■ PROBLEM DESCRIPTION ■
Write out the whole listing exactly as it is written below.

═════ GIVEN ENTRIES

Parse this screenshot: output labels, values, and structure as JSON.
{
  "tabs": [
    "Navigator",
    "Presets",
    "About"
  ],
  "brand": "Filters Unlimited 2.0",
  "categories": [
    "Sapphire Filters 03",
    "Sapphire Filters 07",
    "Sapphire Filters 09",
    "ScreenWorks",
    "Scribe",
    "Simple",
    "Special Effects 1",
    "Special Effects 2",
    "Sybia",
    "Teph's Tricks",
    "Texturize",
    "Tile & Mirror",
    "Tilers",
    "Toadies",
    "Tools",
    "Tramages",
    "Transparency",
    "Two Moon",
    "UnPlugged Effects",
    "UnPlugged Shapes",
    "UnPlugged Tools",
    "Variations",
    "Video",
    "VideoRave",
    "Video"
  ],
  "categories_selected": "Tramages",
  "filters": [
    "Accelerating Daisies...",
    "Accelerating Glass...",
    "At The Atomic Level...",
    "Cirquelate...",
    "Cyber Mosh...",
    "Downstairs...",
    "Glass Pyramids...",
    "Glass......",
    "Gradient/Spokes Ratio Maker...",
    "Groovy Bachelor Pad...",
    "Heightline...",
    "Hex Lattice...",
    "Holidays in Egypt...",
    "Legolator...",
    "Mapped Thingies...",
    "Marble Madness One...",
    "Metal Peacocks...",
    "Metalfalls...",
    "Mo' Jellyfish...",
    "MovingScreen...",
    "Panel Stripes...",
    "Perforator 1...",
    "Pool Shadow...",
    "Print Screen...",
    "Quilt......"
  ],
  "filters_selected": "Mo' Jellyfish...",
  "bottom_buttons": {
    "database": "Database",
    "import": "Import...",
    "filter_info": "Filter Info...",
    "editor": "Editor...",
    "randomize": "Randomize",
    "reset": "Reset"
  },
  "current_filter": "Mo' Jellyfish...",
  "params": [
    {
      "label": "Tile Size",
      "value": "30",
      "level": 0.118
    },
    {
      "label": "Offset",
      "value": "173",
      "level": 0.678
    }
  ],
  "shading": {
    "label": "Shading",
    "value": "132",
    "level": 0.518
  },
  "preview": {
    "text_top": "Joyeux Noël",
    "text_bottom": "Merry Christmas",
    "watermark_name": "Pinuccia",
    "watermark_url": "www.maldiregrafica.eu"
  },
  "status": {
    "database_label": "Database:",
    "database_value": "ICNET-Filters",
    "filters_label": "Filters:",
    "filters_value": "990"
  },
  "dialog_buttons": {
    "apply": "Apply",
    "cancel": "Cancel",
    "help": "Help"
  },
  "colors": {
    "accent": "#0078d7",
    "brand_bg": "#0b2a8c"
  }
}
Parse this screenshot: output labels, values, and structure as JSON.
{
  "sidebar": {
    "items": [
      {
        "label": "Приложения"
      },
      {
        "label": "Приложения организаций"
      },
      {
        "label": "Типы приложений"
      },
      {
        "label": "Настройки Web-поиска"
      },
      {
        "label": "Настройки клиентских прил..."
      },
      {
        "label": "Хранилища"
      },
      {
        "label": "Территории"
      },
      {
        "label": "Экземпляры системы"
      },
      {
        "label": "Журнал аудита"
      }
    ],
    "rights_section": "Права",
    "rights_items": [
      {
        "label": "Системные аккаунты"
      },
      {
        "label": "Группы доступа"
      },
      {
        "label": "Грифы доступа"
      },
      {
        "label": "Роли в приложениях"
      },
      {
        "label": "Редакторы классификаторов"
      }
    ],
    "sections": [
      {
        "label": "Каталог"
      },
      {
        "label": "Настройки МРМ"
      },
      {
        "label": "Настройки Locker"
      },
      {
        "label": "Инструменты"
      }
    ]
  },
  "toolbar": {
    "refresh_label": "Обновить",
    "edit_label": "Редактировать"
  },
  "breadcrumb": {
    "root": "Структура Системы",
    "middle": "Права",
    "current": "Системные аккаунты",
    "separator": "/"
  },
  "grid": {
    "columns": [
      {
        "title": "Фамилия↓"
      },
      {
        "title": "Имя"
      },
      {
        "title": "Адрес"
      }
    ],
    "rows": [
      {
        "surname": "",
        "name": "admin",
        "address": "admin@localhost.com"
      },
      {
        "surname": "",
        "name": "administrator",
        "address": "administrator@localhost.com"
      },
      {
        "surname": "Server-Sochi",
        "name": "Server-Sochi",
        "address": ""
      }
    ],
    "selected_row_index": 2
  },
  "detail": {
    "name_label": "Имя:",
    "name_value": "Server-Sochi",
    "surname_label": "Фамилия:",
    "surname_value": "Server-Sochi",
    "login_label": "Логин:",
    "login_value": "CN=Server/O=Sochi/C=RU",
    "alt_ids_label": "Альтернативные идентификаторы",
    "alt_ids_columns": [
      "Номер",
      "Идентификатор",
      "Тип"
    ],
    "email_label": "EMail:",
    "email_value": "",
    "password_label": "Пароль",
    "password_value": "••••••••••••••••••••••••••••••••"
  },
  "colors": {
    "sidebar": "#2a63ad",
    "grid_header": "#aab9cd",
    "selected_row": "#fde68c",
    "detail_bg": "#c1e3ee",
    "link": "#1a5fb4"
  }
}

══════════

■ SOLUTION TO THE PROBLEM ■
Parse this screenshot: output labels, values, and structure as JSON.
{
  "tabs": [
    "Navigator",
    "Presets",
    "About"
  ],
  "brand": "Filters Unlimited 2.0",
  "categories": [
    "Sapphire Filters 03",
    "Sapphire Filters 07",
    "Sapphire Filters 09",
    "ScreenWorks",
    "Scribe",
    "Simple",
    "Special Effects 1",
    "Special Effects 2",
    "Sybia",
    "Teph's Tricks",
    "Texturize",
    "Tile & Mirror",
    "Tilers",
    "Toadies",
    "Tools",
    "Tramages",
    "Transparency",
    "Two Moon",
    "UnPlugged Effects",
    "UnPlugged Shapes",
    "UnPlugged Tools",
    "Variations",
    "Video",
    "VideoRave",
    "Video"
  ],
  "categories_selected": "Tramages",
  "filters": [
    "Accelerating Daisies...",
    "Accelerating Glass...",
    "At The Atomic Level...",
    "Cirquelate...",
    "Cyber Mosh...",
    "Downstairs...",
    "Glass Pyramids...",
    "Glass......",
    "Gradient/Spokes Ratio Maker...",
    "Groovy Bachelor Pad...",
    "Heightline...",
    "Hex Lattice...",
    "Holidays in Egypt...",
    "Legolator...",
    "Mapped Thingies...",
    "Marble Madness One...",
    "Metal Peacocks...",
    "Metalfalls...",
    "Mo' Jellyfish...",
    "MovingScreen...",
    "Panel Stripes...",
    "Perforator 1...",
    "Pool Shadow...",
    "Print Screen...",
    "Quilt......"
  ],
  "filters_selected": "Mo' Jellyfish...",
  "bottom_buttons": {
    "database": "Database",
    "import": "Import...",
    "filter_info": "Filter Info...",
    "editor": "Editor...",
    "randomize": "Randomize",
    "reset": "Reset"
  },
  "current_filter": "Mo' Jellyfish...",
  "params": [
    {
      "label": "Tile Size",
      "value": "30",
      "level": 0.118
    },
    {
      "label": "Offset",
      "value": "173",
      "level": 0.678
    }
  ],
  "shading": {
    "label": "Shading",
    "value": "132",
    "level": 0.518
  },
  "preview": {
    "text_top": "Joyeux Noël",
    "text_bottom": "Merry Christmas",
    "watermark_name": "Pinuccia",
    "watermark_url": "www.maldiregrafica.eu"
  },
  "status": {
    "database_label": "Database:",
    "database_value": "ICNET-Filters",
    "filters_label": "Filters:",
    "filters_value": "990"
  },
  "dialog_buttons": {
    "apply": "Apply",
    "cancel": "Cancel",
    "help": "Help"
  },
  "colors": {
    "accent": "#0078d7",
    "brand_bg": "#0b2a8c"
  }
}
Parse this screenshot: output labels, values, and structure as JSON.
{
  "sidebar": {
    "items": [
      {
        "label": "Приложения"
      },
      {
        "label": "Приложения организаций"
      },
      {
        "label": "Типы приложений"
      },
      {
        "label": "Настройки Web-поиска"
      },
      {
        "label": "Настройки клиентских прил..."
      },
      {
        "label": "Хранилища"
      },
      {
        "label": "Территории"
      },
      {
        "label": "Экземпляры системы"
      },
      {
        "label": "Журнал аудита"
      }
    ],
    "rights_section": "Права",
    "rights_items": [
      {
        "label": "Системные аккаунты"
      },
      {
        "label": "Группы доступа"
      },
      {
        "label": "Грифы доступа"
      },
      {
        "label": "Роли в приложениях"
      },
      {
        "label": "Редакторы классификаторов"
      }
    ],
    "sections": [
      {
        "label": "Каталог"
      },
      {
        "label": "Настройки МРМ"
      },
      {
        "label": "Настройки Locker"
      },
      {
        "label": "Инструменты"
      }
    ]
  },
  "toolbar": {
    "refresh_label": "Обновить",
    "edit_label": "Редактировать"
  },
  "breadcrumb": {
    "root": "Структура Системы",
    "middle": "Права",
    "current": "Системные аккаунты",
    "separator": "/"
  },
  "grid": {
    "columns": [
      {
        "title": "Фамилия↓"
      },
      {
        "title": "Имя"
      },
      {
        "title": "Адрес"
      }
    ],
    "rows": [
      {
        "surname": "",
        "name": "admin",
        "address": "admin@localhost.com"
      },
      {
        "surname": "",
        "name": "administrator",
        "address": "administrator@localhost.com"
      },
      {
        "surname": "Server-Sochi",
        "name": "Server-Sochi",
        "address": ""
      }
    ],
    "selected_row_index": 2
  },
  "detail": {
    "name_label": "Имя:",
    "name_value": "Server-Sochi",
    "surname_label": "Фамилия:",
    "surname_value": "Server-Sochi",
    "login_label": "Логин:",
    "login_value": "CN=Server/O=Sochi/C=RU",
    "alt_ids_label": "Альтернативные идентификаторы",
    "alt_ids_columns": [
      "Номер",
      "Идентификатор",
      "Тип"
    ],
    "email_label": "EMail:",
    "email_value": "",
    "password_label": "Пароль",
    "password_value": "••••••••••••••••••••••••••••••••"
  },
  "colors": {
    "sidebar": "#2a63ad",
    "grid_header": "#aab9cd",
    "selected_row": "#fde68c",
    "detail_bg": "#c1e3ee",
    "link": "#1a5fb4"
  }
}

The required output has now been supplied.